Over the last few years there’s been a shift towards creating a centralised P2P function, connecting AR, AP and Procurement in a way which would have been unthinkable until relatively recently. It’s a journey which has had mixed results along the way.
There are several reasons why some P2P program implementations are more successful than others. Yet, if you look at some of the more successful organisations, it soon becomes apparent that regardless of any disparity between industries, the process they followed on the path to a successfully integrated P2P programme is often very similar.
As David Morrison, P2P Program Manager, Rentokil Initial pointed out in a recent presentation – if you set out some key rules to follow, the implementation is far more likely to produce the necessary results. He identified seven key points:
Develop and sell a clear and simple vision
This really is key to the program’s overall success. Get this part wrong, and it’s unlikely your project will ever get off the ground – let alone be successful. It’s all too easy to get bogged down in complexity, but that isn’t what sells. CFOs and CEOs need to know the fundamentals - what’s being used - to get what done - by when – which will save how much? An over complicated message, lacking clear goals or strategies is unlikely to win the right kind of buy-in. Above all, it’s essential that targets are clear and achievable.
Establish Executive Support
This goes hand-in-hand with the first point and again is essential in achieving the project’s success. Once you get the key members of staff on board, it’s much easier to present the solution to everyone else who’ll be affected. Get board members and key staff to sign up for the business case based on the clear vision already outlined.
Define the Metrics & Report Regularly
Have a clear list of metrics you intend to capture and report on them on a regular basis and at defined intervals. The provision of measurable, previously undocumented metrics is one of the key advantages in setting up an overhaul of any P2P process. The added visibility and efficiency ultimately leads to cost savings which can also protect the organisation against fraud and errors. So prior to any implementation it’s imperative to take the time to make a detailed analysis of existing systems, outlining strengths and weaknesses, listing which metrics are key to the organisation’s success and needs.
Establish waves based on best practice
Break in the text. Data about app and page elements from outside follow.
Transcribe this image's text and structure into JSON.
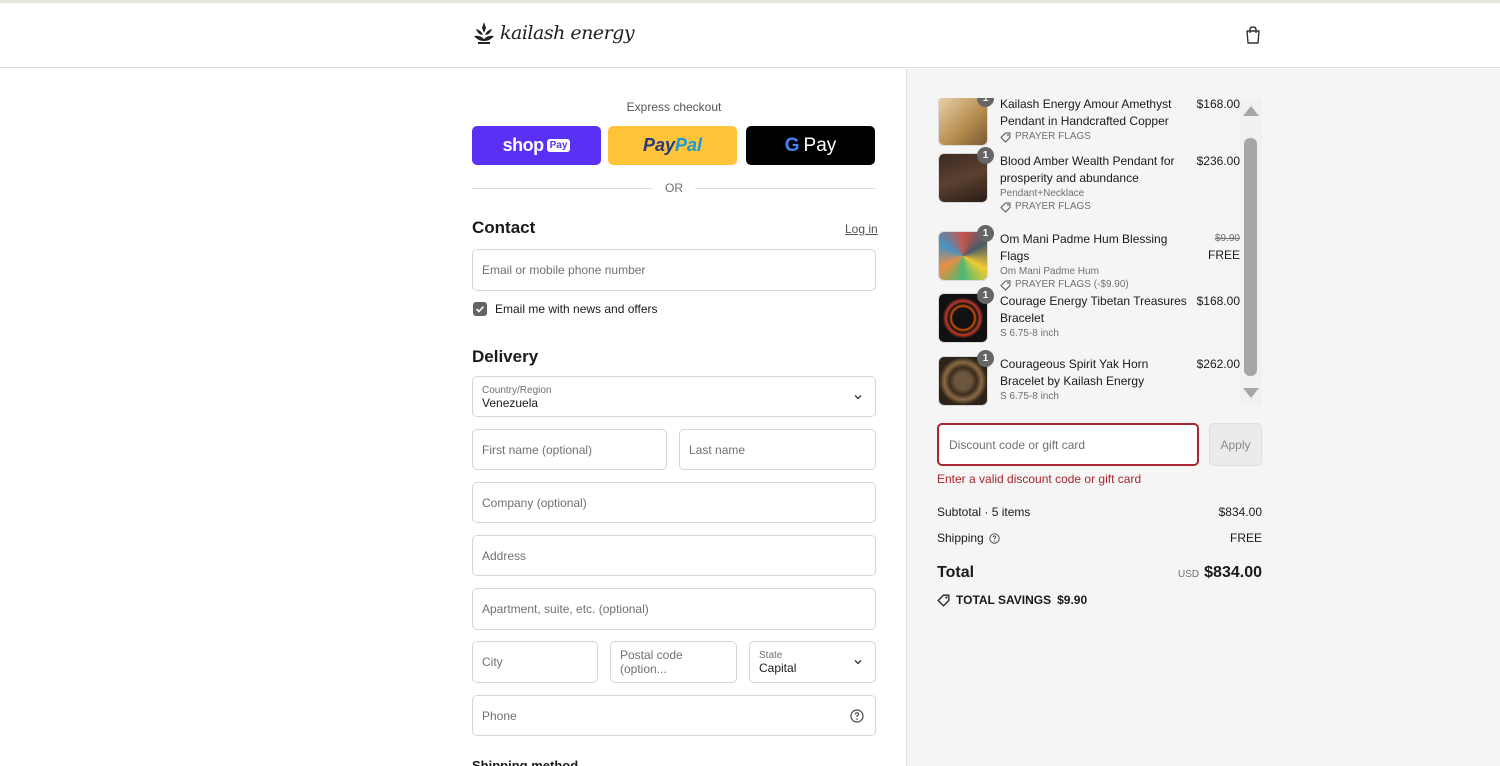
{
  "brand": {
    "logo_text": "kailash energy"
  },
  "express": {
    "title": "Express checkout",
    "shop_pay": {
      "word": "shop",
      "badge": "Pay"
    },
    "paypal": {
      "part1": "Pay",
      "part2": "Pal"
    },
    "gpay": {
      "g": "G",
      "word": "Pay"
    },
    "or_text": "OR"
  },
  "contact": {
    "title": "Contact",
    "login_label": "Log in",
    "email_placeholder": "Email or mobile phone number",
    "news_label": "Email me with news and offers",
    "news_checked": true
  },
  "delivery": {
    "title": "Delivery",
    "country_label": "Country/Region",
    "country_value": "Venezuela",
    "first_name_placeholder": "First name (optional)",
    "last_name_placeholder": "Last name",
    "company_placeholder": "Company (optional)",
    "address_placeholder": "Address",
    "apartment_placeholder": "Apartment, suite, etc. (optional)",
    "city_placeholder": "City",
    "postal_placeholder": "Postal code (option...",
    "state_label": "State",
    "state_value": "Capital",
    "phone_placeholder": "Phone",
    "shipping_method_title": "Shipping method"
  },
  "order": {
    "items": [
      {
        "name": "Kailash Energy Amour Amethyst Pendant in Handcrafted Copper",
        "variant": "",
        "discount": "PRAYER FLAGS",
        "price": "$168.00",
        "original_price": "",
        "qty": "1",
        "thumb_color": "#c9a46a"
      },
      {
        "name": "Blood Amber Wealth Pendant for prosperity and abundance",
        "variant": "Pendant+Necklace",
        "discount": "PRAYER FLAGS",
        "price": "$236.00",
        "original_price": "",
        "qty": "1",
        "thumb_color": "#4a3528"
      },
      {
        "name": "Om Mani Padme Hum Blessing Flags",
        "variant": "Om Mani Padme Hum",
        "discount": "PRAYER FLAGS (-$9.90)",
        "price": "FREE",
        "original_price": "$9.90",
        "qty": "1",
        "thumb_color": "#d7a06b"
      },
      {
        "name": "Courage Energy Tibetan Treasures Bracelet",
        "variant": "S 6.75-8 inch",
        "discount": "",
        "price": "$168.00",
        "original_price": "",
        "qty": "1",
        "thumb_color": "#1c1c1c"
      },
      {
        "name": "Courageous Spirit Yak Horn Bracelet by Kailash Energy",
        "variant": "S 6.75-8 inch",
        "discount": "",
        "price": "$262.00",
        "original_price": "",
        "qty": "1",
        "thumb_color": "#5a4631"
      }
    ],
    "discount_placeholder": "Discount code or gift card",
    "apply_label": "Apply",
    "discount_error": "Enter a valid discount code or gift card",
    "subtotal_label": "Subtotal · 5 items",
    "subtotal_value": "$834.00",
    "shipping_label": "Shipping",
    "shipping_value": "FREE",
    "total_label": "Total",
    "currency": "USD",
    "total_value": "$834.00",
    "savings_label": "TOTAL SAVINGS",
    "savings_value": "$9.90"
  },
  "colors": {
    "shop_pay": "#5a31f4",
    "paypal": "#ffc439",
    "gpay": "#000000",
    "error": "#a7282e"
  }
}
Rather than roll out the whole function across the entire organisation and network, break it down into waves. The solution is far more likely to have long lasting effectiveness and a more rapid success rate, if people are not looking at a whole range of functionality at the same time. Once the selected areas are achieving results, it’s possible to move forward. However, it’s important to remember that just because you can, doesn’t necessarily mean you should. In other words – if you don’t need certain elements of the functionality, or to automate certain procedures, then don’t. Operating a streamlined function that works and produces the results you need is more important than using a solution to maximum capacity and having functions which are not used or which are confusing.
Visibly manage change – both internal and external
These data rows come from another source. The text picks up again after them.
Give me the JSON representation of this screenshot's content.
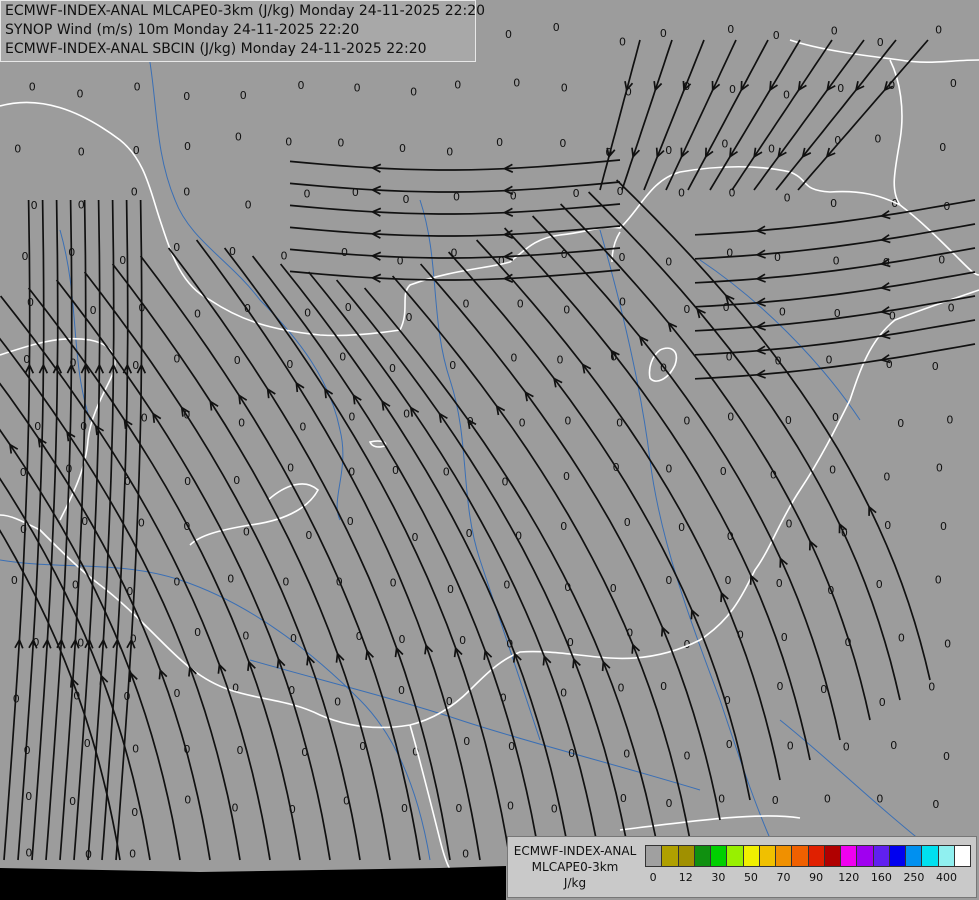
{
  "header": {
    "line1": "ECMWF-INDEX-ANAL MLCAPE0-3km (J/kg) Monday 24-11-2025 22:20",
    "line2": "SYNOP Wind (m/s) 10m Monday 24-11-2025 22:20",
    "line3": "ECMWF-INDEX-ANAL SBCIN (J/kg) Monday 24-11-2025 22:20"
  },
  "legend": {
    "line1": "ECMWF-INDEX-ANAL",
    "line2": "MLCAPE0-3km",
    "line3": "J/kg",
    "colors": [
      "#a0a0a0",
      "#b0a000",
      "#a09000",
      "#109010",
      "#00d000",
      "#98f000",
      "#f0f000",
      "#f0c000",
      "#f09000",
      "#f06000",
      "#e02000",
      "#b00000",
      "#f000f0",
      "#a000f0",
      "#6020f0",
      "#0000f0",
      "#0090f0",
      "#00e0f0",
      "#90f0f0",
      "#ffffff"
    ],
    "ticks": [
      "0",
      "12",
      "30",
      "50",
      "70",
      "90",
      "120",
      "160",
      "250",
      "400"
    ]
  },
  "map": {
    "field_label": "0",
    "colors": {
      "background": "#9c9c9c",
      "streamline": "#111111",
      "border": "#ffffff",
      "river": "#3a6fb5",
      "no_data": "#000000"
    }
  }
}
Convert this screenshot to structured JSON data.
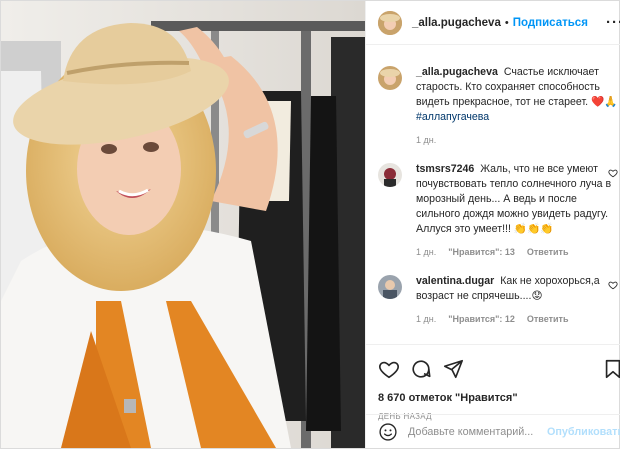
{
  "post": {
    "username": "_alla.pugacheva",
    "separator": "•",
    "follow_label": "Подписаться",
    "more_label": "···"
  },
  "caption": {
    "username": "_alla.pugacheva",
    "text": "Счастье исключает старость. Кто сохраняет способность видеть прекрасное, тот не стареет.",
    "emoji": "❤️🙏",
    "hashtag": "#аллапугачева",
    "time": "1 дн."
  },
  "comments": [
    {
      "username": "tsmsrs7246",
      "text": "Жаль, что не все умеют почувствовать тепло солнечного луча в морозный день... А ведь и после сильного дождя можно увидеть радугу. Аллуся это умеет!!! 👏👏👏",
      "time": "1 дн.",
      "likes": "\"Нравится\": 13",
      "reply": "Ответить"
    },
    {
      "username": "valentina.dugar",
      "text": "Как не хорохорься,а возраст не спрячешь....😟",
      "time": "1 дн.",
      "likes": "\"Нравится\": 12",
      "reply": "Ответить"
    }
  ],
  "actions": {
    "like_icon": "heart-icon",
    "comment_icon": "comment-icon",
    "share_icon": "send-icon",
    "save_icon": "bookmark-icon"
  },
  "likes_count": "8 670 отметок \"Нравится\"",
  "posted_time": "ДЕНЬ НАЗАД",
  "add_comment": {
    "placeholder": "Добавьте комментарий...",
    "publish_label": "Опубликовать"
  },
  "colors": {
    "accent": "#0095f6",
    "publish_disabled": "#b2dffc",
    "muted": "#8e8e8e",
    "hashtag": "#00376b",
    "border": "#dbdbdb"
  }
}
Any change takes time to come to terms with. However, if those who will be most affected understand the benefits of that change, know how to work within the new procedures and have been given the opportunity to have their opinion listened to it’s far more likely to be well received. For example Rentokil organised a series of one-to one training programmes, training manuals, group workshop sessions and on-going internal webinars, maximising buy-in and understanding.
Leverage the Suppliers
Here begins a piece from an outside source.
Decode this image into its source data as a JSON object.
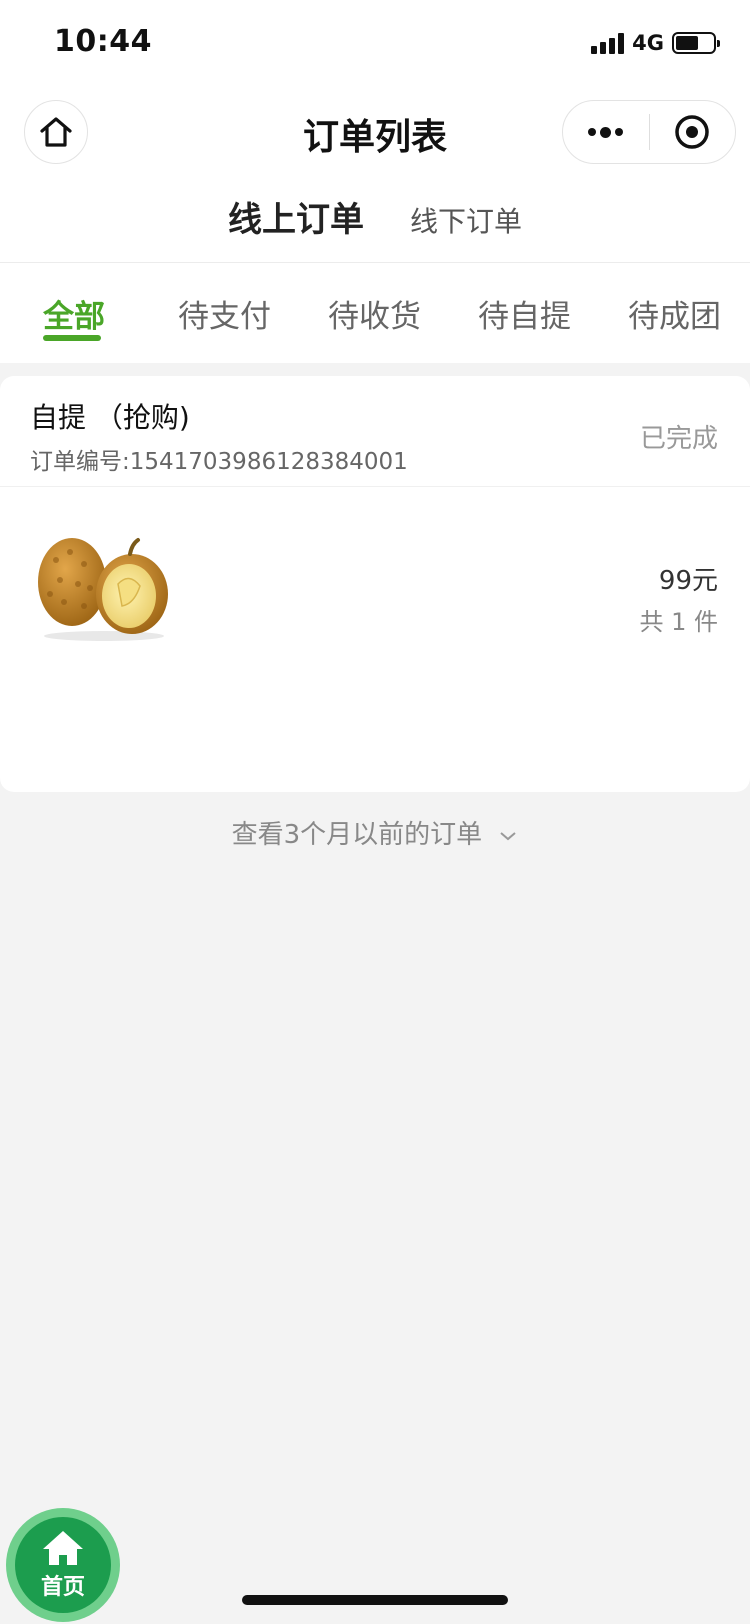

In the past, this was one of the main stumbling blocks to successful implementation of a more automated P2P solution. It’s one thing to adopt new policies or automation such as e-invoicing for example, it’s quite another to expect all your key suppliers to follow suit. However, with the rise in the availability of supplier portals, suppliers are able to plug straight into the cloud solution - paid or otherwise, increasing their supply chain management along the way. The organisation needs to look into what's likely to work best for them - in terms of compliance, cross border transactions, size of network etc.
For organisations like Rentokil where suppliers can range from global corporations to one man in a van – this network opened up enormous opportunities and cost savings. Again, effective communication is essential. Put in the effort prior to rolling out the solution to make sure that it works for them first time and suppliers won’t even try to get around the system. To be a success, it needs to be easy and accurate for the suppliers. Nevertheless, it’s important to close off all loopholes and to not allow for exceptions or opt outs which would have a negative impact on metrics and visibility.
In theory, an organisation’s P2P process is simply a series of what should be relatively straightforward transactions – and yet the reality is that it’s a process which can be mired with error, fraught with inefficiency, mostly due to a large volume of manual transactions, and in some cases subject to overpayments and fraud. Therefore, outlining and implementing a new P2P process makes keen business sense, and the potential is enormous. In terms of leveraging supply chain management, having an effective P2P system can add real value to an organisation’s bottom line and as David Morisson pointed out having an effective P2P solution can be the “catalyst for change opportunity”. As organisations become leaner, it’s the strategic thinkers who’ll be best placed to take advantage of opportunities with the agility needed to respond to them.